It was a mixed bag from Grimethorpe – with the band never extending itself beyond just what it needed to do – and that was all. There was genuine disappointment from members of the audience at the interval.  

With the sound of grumbles still in the air the audience settled back awaiting with interest, the performance of the Eikanger-Bjorsvik.

EikangerIt was back in January that Eikanger performed at the RNCM Festival of Brass in Manchester and delivered what was arguably the concert of the weekend - leaving the audience thrilled.  Ten months on, they did it again.

This was classy stuff, so well presented and with one or two exceptions, it was entertainment Norwegian style.

Peter Kitson’s arrangement of ‘Festive Overture’ was delivered with authority (and speed) and the band’s sound just filled the hall in a majestic manner with such precision and clarity of purpose and execution under the baton of Reid Gilje. 

Percussionists are well used to being featured in a concert but few get the opportunity to give a solo performance without any accompaniment.  That’s exactly what Oyvind Osknes did.  The piece was called 'Rebonds' and the work is for bongos, tom-toms, conga, bass drums and wooden blocks.

Here was a real showman. Oyvind was in total control and he had the ability to communicate to his audience through the complex rhythms of the work in a very engaging way. Along with the solo bass playing that was still to come, this way this reviewers highlight of the night.

Ferdinand ‘Jelly Roll’ Morton’s ‘Black Bottom Stomp’ was stunning in its execution as was the virtuoso playing of bass player Magnus Brandseth and the authentic Bix Beiderbecke rep player! 

In the programme the following item, ‘Absolut Magnus’ was dubbed as a ‘surprising musical treat’ and the end result was phenomenal bass playing with the soloist leaving the audience dumbstruck with his technique.  This treat should prove to be one of the highlights of the DVD from the weekend.

The bands final three numbers were featured recently as the band retained its SIDDIS title.  ‘Champagne Charlie’, a delightfully cheeky little number arranged by Svein Herik Giske - 'Chiquillin de Bachin', a song about a homeless boy who used to walk around a restaurant in Buenos Aries, cleverly arranged by Reid Gilje, and finally, some exquisite Spanish music in ‘El Camino Real’ - music from the pen of Alfred Reed arranged by the band’s soprano player, Frode Rydland.

For the encore (and the band could have played more than one to be honest such was the audience’s reception) the band performed a cracking work which in English translates to ‘Angel of Death’. On this occasion it was most apt as they had killed off Grimethorpe.
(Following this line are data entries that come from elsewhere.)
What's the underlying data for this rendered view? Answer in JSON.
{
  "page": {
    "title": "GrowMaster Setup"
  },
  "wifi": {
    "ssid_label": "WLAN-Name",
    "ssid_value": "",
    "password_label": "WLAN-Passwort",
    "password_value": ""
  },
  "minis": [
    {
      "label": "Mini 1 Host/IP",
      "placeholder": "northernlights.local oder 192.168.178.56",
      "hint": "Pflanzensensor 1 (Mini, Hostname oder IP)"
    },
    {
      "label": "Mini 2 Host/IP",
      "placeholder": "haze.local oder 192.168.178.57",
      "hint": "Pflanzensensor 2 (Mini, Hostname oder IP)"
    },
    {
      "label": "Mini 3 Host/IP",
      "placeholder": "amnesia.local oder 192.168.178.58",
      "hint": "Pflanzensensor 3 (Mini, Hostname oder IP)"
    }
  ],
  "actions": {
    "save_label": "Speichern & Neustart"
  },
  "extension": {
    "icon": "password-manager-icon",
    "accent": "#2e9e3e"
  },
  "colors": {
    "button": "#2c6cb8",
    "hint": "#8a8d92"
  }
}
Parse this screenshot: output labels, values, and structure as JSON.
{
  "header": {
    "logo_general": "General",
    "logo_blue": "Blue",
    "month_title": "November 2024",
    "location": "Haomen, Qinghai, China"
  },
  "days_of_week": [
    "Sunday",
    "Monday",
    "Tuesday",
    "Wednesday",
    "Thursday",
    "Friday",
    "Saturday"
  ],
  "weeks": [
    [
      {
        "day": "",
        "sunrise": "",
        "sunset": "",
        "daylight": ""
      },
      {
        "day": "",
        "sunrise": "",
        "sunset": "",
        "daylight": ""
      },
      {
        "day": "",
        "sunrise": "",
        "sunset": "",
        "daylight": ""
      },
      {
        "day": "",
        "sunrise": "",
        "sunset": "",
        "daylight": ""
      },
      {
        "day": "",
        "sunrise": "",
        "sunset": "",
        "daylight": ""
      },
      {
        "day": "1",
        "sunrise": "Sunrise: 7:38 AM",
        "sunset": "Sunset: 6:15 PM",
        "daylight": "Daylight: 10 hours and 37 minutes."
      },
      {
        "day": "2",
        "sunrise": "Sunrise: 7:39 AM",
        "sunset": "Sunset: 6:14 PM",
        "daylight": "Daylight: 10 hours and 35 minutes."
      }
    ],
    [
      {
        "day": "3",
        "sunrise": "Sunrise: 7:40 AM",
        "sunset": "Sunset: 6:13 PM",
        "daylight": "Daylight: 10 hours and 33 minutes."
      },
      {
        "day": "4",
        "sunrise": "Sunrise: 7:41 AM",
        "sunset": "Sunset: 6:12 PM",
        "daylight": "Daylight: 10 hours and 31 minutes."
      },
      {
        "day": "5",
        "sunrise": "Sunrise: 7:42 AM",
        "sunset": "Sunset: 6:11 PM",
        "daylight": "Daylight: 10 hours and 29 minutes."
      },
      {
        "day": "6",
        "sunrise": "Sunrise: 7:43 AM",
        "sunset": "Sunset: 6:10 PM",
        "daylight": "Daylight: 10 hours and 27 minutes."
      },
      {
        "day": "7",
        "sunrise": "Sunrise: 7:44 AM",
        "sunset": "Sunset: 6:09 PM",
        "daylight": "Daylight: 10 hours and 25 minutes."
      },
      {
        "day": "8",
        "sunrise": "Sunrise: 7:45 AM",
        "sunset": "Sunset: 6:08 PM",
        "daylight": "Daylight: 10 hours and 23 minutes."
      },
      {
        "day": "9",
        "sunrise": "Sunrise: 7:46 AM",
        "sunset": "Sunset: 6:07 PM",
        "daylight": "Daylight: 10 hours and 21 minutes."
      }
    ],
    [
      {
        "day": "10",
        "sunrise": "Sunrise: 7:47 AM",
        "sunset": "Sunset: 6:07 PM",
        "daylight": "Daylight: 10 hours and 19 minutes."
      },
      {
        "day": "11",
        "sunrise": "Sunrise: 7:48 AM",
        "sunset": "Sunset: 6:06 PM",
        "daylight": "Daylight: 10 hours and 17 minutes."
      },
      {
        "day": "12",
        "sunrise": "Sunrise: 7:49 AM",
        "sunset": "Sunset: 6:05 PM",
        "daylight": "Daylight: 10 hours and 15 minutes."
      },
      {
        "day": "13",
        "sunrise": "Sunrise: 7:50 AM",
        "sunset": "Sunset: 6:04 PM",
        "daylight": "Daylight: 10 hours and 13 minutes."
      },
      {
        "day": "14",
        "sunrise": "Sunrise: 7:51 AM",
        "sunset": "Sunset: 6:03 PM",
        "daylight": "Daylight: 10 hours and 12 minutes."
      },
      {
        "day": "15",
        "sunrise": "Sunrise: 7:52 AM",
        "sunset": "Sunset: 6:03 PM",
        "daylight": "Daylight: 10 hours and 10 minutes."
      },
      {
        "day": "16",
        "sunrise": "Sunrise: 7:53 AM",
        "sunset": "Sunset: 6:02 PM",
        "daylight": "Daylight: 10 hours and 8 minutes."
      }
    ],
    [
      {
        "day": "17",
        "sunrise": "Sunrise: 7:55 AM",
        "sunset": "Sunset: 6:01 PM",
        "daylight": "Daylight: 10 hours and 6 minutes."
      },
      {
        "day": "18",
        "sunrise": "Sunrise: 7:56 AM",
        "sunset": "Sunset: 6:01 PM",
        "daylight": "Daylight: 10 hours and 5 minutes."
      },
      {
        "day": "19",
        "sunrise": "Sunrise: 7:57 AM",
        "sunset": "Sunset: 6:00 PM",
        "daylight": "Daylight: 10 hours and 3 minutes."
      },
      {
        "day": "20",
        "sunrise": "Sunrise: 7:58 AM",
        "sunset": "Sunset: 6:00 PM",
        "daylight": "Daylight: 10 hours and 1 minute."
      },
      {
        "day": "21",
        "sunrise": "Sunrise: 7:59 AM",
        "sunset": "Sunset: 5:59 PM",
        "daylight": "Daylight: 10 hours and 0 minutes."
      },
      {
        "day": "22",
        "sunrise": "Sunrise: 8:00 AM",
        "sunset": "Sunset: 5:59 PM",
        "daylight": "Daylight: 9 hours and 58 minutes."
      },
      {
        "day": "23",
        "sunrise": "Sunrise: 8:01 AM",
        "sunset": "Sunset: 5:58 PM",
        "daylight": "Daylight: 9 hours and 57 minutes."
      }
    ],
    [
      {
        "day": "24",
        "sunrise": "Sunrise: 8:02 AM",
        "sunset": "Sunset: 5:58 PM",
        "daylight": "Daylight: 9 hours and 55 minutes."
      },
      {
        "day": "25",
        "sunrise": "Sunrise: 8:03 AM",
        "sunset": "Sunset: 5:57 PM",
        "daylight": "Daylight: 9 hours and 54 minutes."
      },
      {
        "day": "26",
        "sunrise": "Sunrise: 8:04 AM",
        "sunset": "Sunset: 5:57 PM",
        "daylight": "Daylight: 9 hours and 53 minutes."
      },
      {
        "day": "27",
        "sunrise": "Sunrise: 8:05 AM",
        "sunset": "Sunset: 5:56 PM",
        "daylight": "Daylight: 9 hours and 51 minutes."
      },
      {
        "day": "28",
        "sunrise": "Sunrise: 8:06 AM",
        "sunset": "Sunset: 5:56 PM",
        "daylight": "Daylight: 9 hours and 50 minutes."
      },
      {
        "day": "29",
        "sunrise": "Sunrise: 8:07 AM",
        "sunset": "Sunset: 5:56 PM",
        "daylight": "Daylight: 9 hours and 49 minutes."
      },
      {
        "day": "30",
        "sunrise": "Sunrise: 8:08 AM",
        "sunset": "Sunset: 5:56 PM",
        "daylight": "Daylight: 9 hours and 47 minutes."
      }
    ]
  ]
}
Frank Renton was on great form building a friendly, warm rapport with the audience (especially once he’d started giving out the football updates from Israel for those interested) and so were the Eikanger-Bjorsvik.  It was a pleasure to hear them on this type of form.

The Norwegians may not have taken the title the following day but they made many friends during the night and will no doubt be welcomed back with open arms to the North East by anyone who heard them both during this concert and the following day. As for Grimethorpe – this was a bit of a wake up call.

Malcolm Wood